§ Task goal
Should a line in the entries below contain "title", return that line.

§ Given records
-*-

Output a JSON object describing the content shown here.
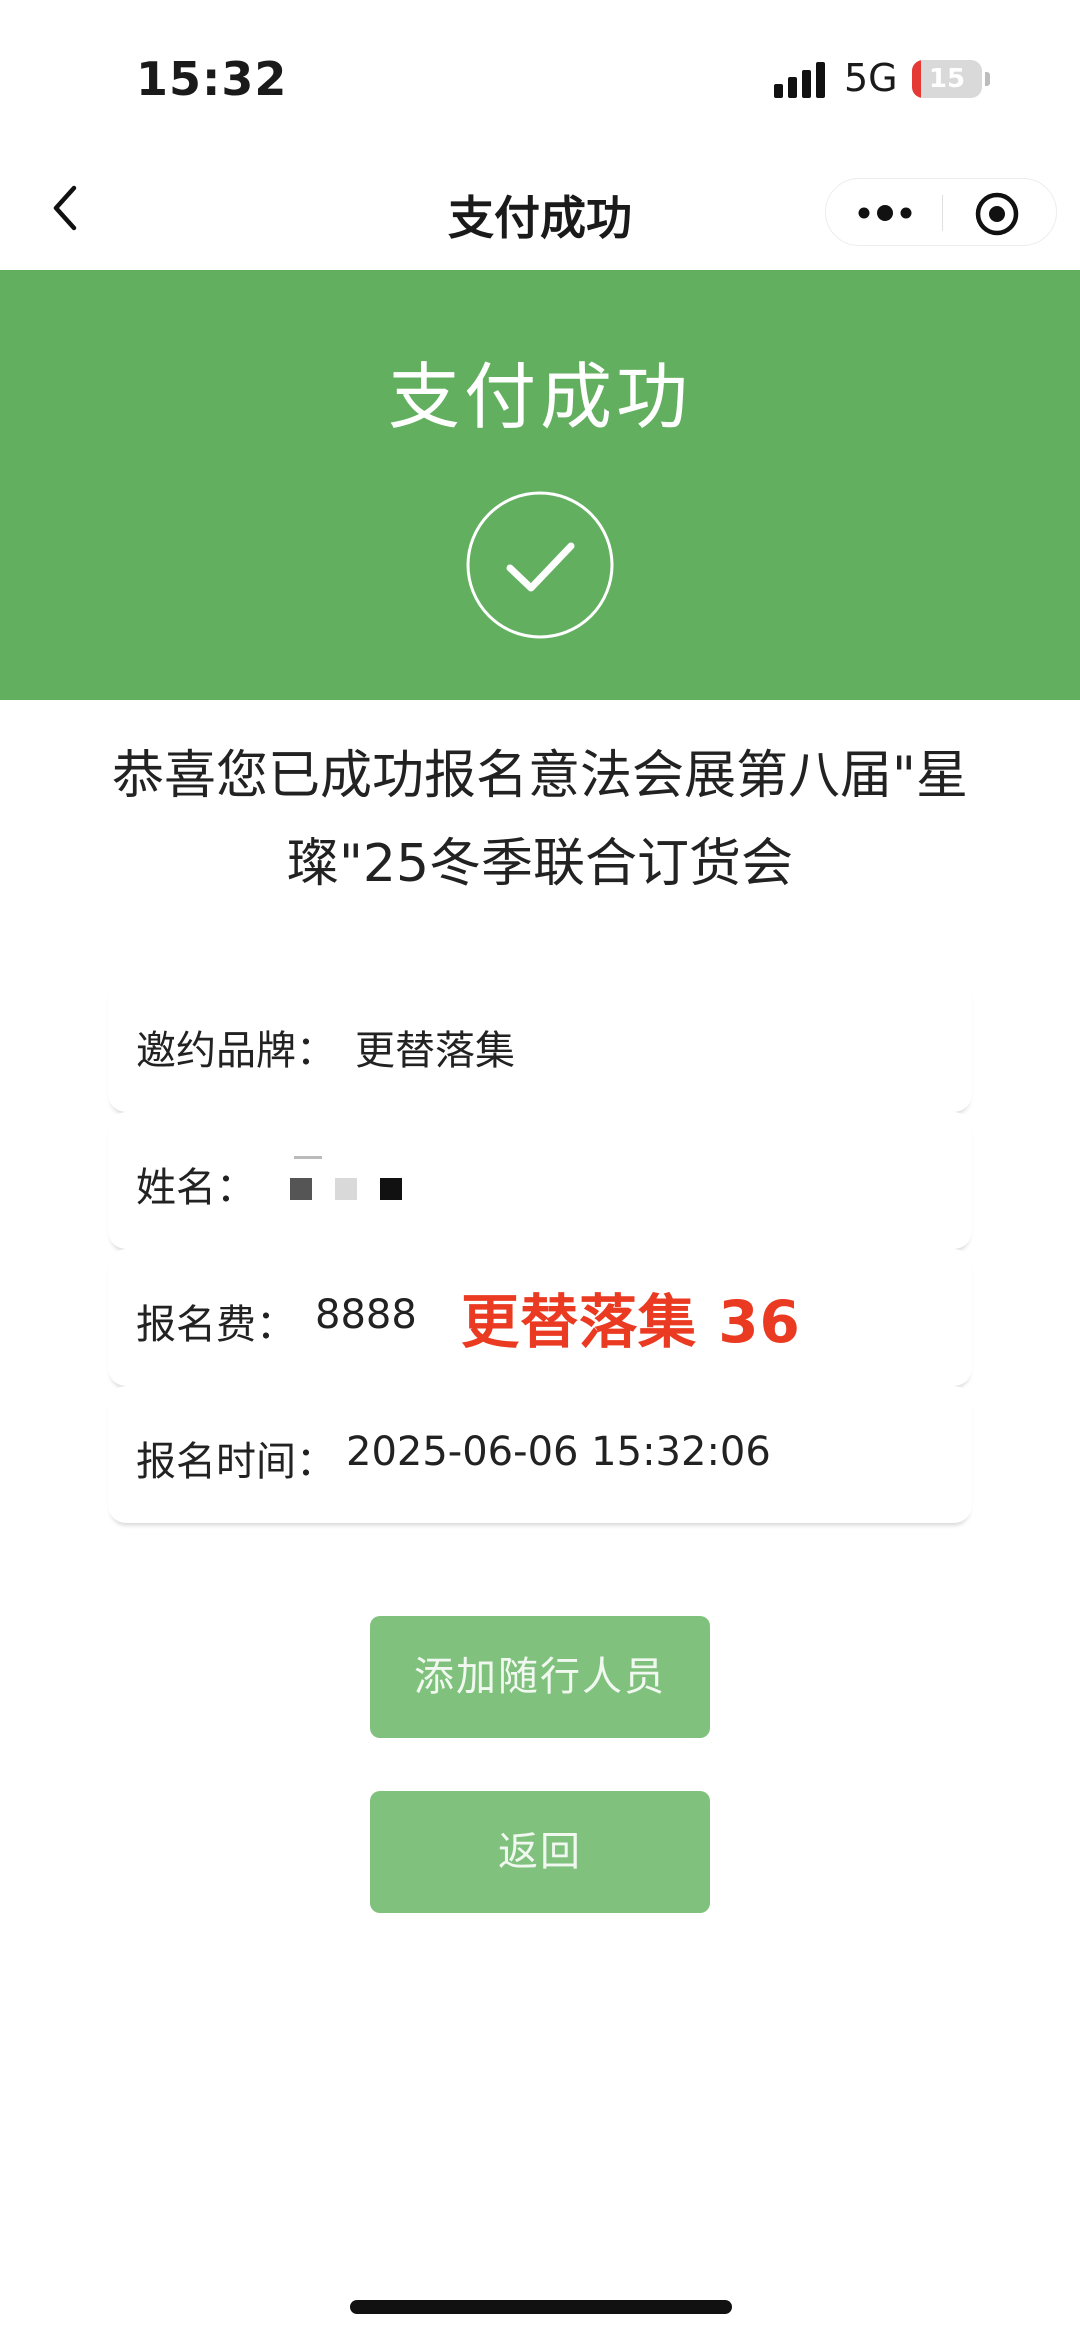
{
  "status_bar": {
    "time": "15:32",
    "network": "5G",
    "battery_level": "15",
    "battery_color": "#e53935",
    "icons": [
      "signal-icon",
      "battery-icon"
    ]
  },
  "nav_bar": {
    "title": "支付成功",
    "icons": [
      "back-arrow-icon",
      "more-dots-icon",
      "close-target-icon"
    ]
  },
  "banner": {
    "title": "支付成功",
    "background_color": "#63af60",
    "icon": "check-circle-icon"
  },
  "message": {
    "line1": "恭喜您已成功报名意法会展第八届\"星",
    "line2": "璨\"25冬季联合订货会"
  },
  "info": {
    "brand_label": "邀约品牌：",
    "brand_value": "更替落集",
    "name_label": "姓名：",
    "fee_label": "报名费：",
    "fee_value": "8888",
    "overlay_text": "更替落集 36",
    "time_label": "报名时间：",
    "time_value": "2025-06-06 15:32:06"
  },
  "buttons": {
    "add_companion": "添加随行人员",
    "back": "返回",
    "color": "#80c17e"
  }
}
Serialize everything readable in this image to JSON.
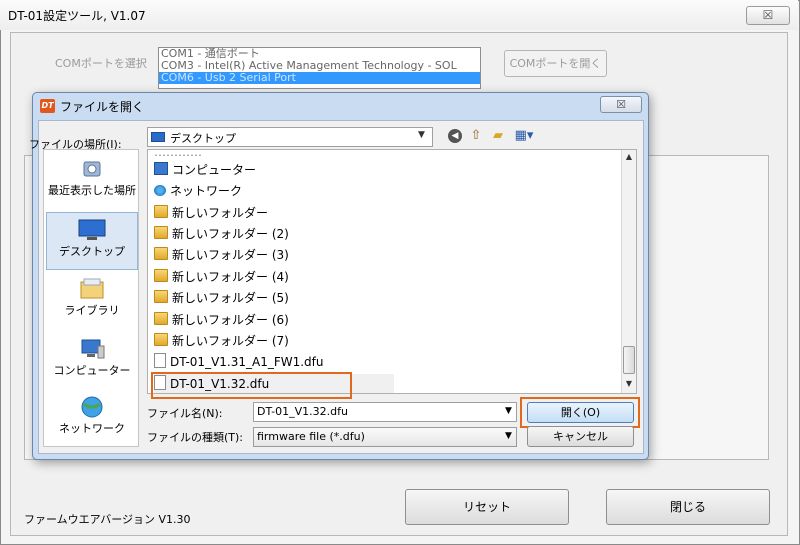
{
  "main": {
    "title": "DT-01設定ツール, V1.07",
    "close_glyph": "☒",
    "com_label": "COMポートを選択",
    "com_ports": [
      "COM1  -  通信ポート",
      "COM3  -  Intel(R) Active Management Technology - SOL",
      "COM6  -  Usb 2 Serial Port"
    ],
    "com_open_label": "COMポートを開く",
    "firmware_label": "ファームウエアバージョン V1.30",
    "reset_label": "リセット",
    "close_label": "閉じる"
  },
  "dialog": {
    "icon_text": "DT",
    "title": "ファイルを開く",
    "close_glyph": "☒",
    "lookin_label": "ファイルの場所(I):",
    "lookin_value": "デスクトップ",
    "places": [
      {
        "label": "最近表示した場所",
        "icon": "recent-places-icon"
      },
      {
        "label": "デスクトップ",
        "icon": "desktop-icon",
        "selected": true
      },
      {
        "label": "ライブラリ",
        "icon": "library-icon"
      },
      {
        "label": "コンピューター",
        "icon": "computer-icon"
      },
      {
        "label": "ネットワーク",
        "icon": "network-icon"
      }
    ],
    "files": [
      {
        "name": "コンピューター",
        "type": "computer"
      },
      {
        "name": "ネットワーク",
        "type": "network"
      },
      {
        "name": "新しいフォルダー",
        "type": "folder"
      },
      {
        "name": "新しいフォルダー (2)",
        "type": "folder"
      },
      {
        "name": "新しいフォルダー (3)",
        "type": "folder"
      },
      {
        "name": "新しいフォルダー (4)",
        "type": "folder"
      },
      {
        "name": "新しいフォルダー (5)",
        "type": "folder"
      },
      {
        "name": "新しいフォルダー (6)",
        "type": "folder"
      },
      {
        "name": "新しいフォルダー (7)",
        "type": "folder"
      },
      {
        "name": "DT-01_V1.31_A1_FW1.dfu",
        "type": "file"
      },
      {
        "name": "DT-01_V1.32.dfu",
        "type": "file",
        "selected": true
      }
    ],
    "filename_label": "ファイル名(N):",
    "filename_value": "DT-01_V1.32.dfu",
    "filetype_label": "ファイルの種類(T):",
    "filetype_value": "firmware file (*.dfu)",
    "open_label": "開く(O)",
    "cancel_label": "キャンセル"
  },
  "colors": {
    "highlight_outline": "#e06a1c",
    "selection_blue": "#3399ff",
    "dialog_frame": "#c9dcf2"
  }
}
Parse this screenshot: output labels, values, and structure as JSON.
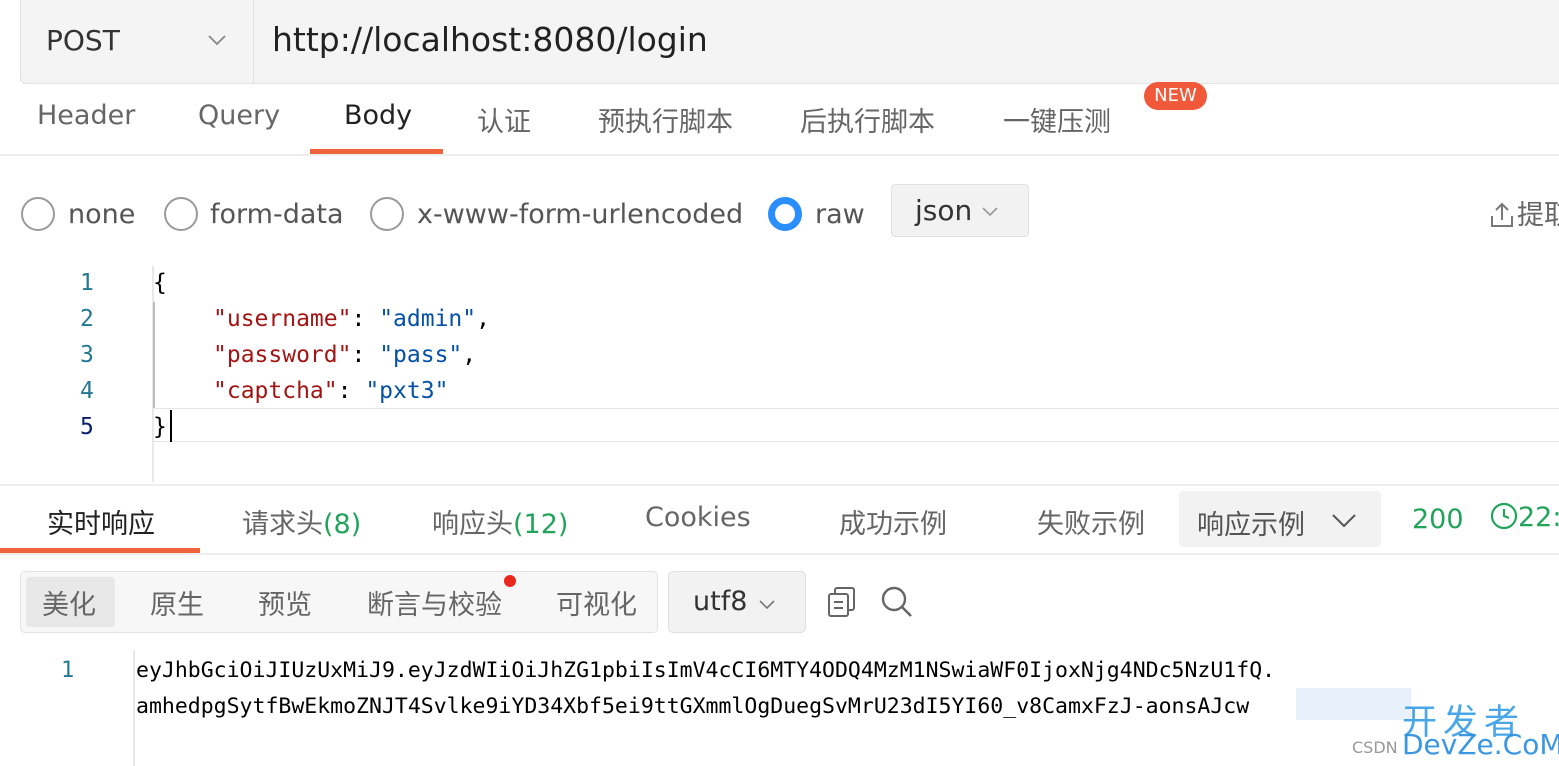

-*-

§ Finished task
    "title": "支付成功",
    "title": "支付成功",
    "title": "DT-01設定ツール, V1.07",
    "title": "ファイルを開く",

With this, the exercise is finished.